Region | Palestinian Territories

Colonists deface Christian monastery near Occupied Jerusalem

The name of the unauthorised Migron settlement, which was cleared following a court order, was scrawled on the well known Latrun Monastery

  • Reuters
  • Published: 15:39 September 4, 2012
  • Gulf News

A priest stands near a burnt door of a monastery
  • Image Credit: AFP
  • A priest stands near a burnt door as he takes a picture of a graffiti reading in Hebrew, "mutual guarantee, Ramat Migron and Maoz Ester" (West Bank settlements), which was sprayed on the wall of the Christian Catholic Latrun monastery between Jerusalem and Tel Aviv on September 4, 2012, after unknown people set the monastery’s door ablaze and vandalized its wall.

Occupied Jerusalem: Vandals set fire to the doors of a Christian monastery near Occupied Jerusalem on Tuesday and daubed pro-colonist graffiti on its walls in a possible retaliation for the eviction of families from an unauthorised outpost.

The name of the unauthorised Migron settlement, which was cleared following a court order on Sunday, was scrawled on the well known Latrun Monastery, police said

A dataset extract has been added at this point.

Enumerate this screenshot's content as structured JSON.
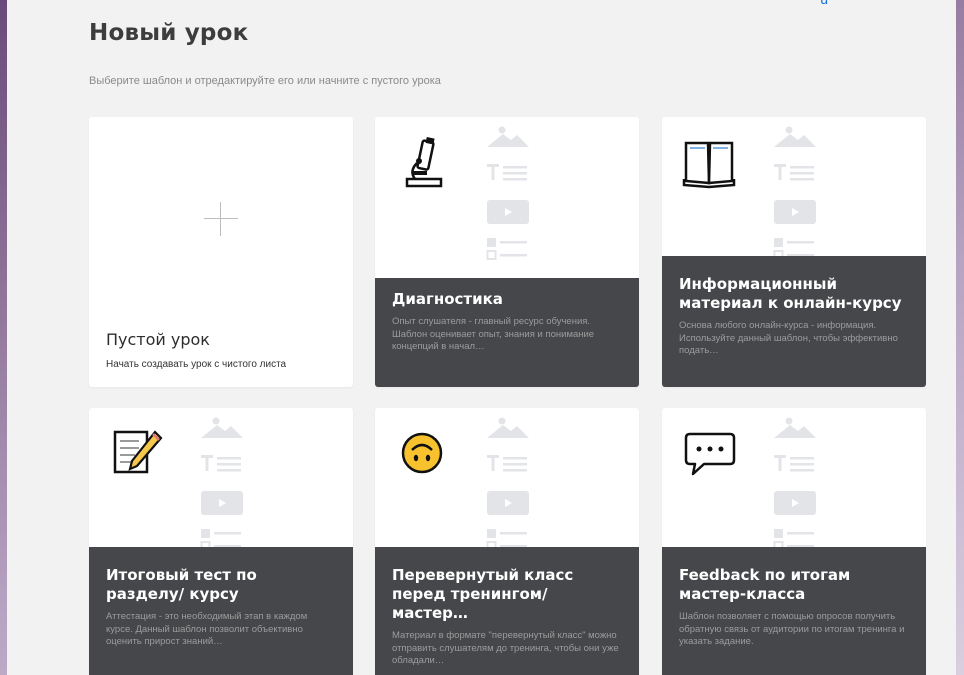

Israeli security officials had said they were worried the eviction of 50 families from Migron, near the West Bank city of Ramallah, might provoke retaliation from a vigilante colonist group known as “Price Tag”.

The “Price Tag” name refers to retribution some Israeli colonists say they will exact for any attempt by their government to curb settlement in the occupied West Bank, an area Palestinians seek as part of a future state.

The colonist group has targeted mosques and, less commonly, Christian churches in the past, seeing any non-Jewish religious sites as an intrusion. An Israeli rabbi visiting the site called the attack an “ugly event”.

“As a rabbi and as an Israeli citizen I am ashamed today and I am deeply troubled by the fact that this is not the first time that such an event takes place in Israel, “ Rabbi Gilad Kariv, head of Reform Judaism in Israel, told Reuters Television.

“We need to make sure that the other faiths, other communities feel secure here,” Kariv added.

The Latrun Monastery is located on land Israel captured in a 1967 war and annexed - a step that has never been recognised internationally.

Police said they had launched an investigation into the attack.

Gulf News
News Editor's choice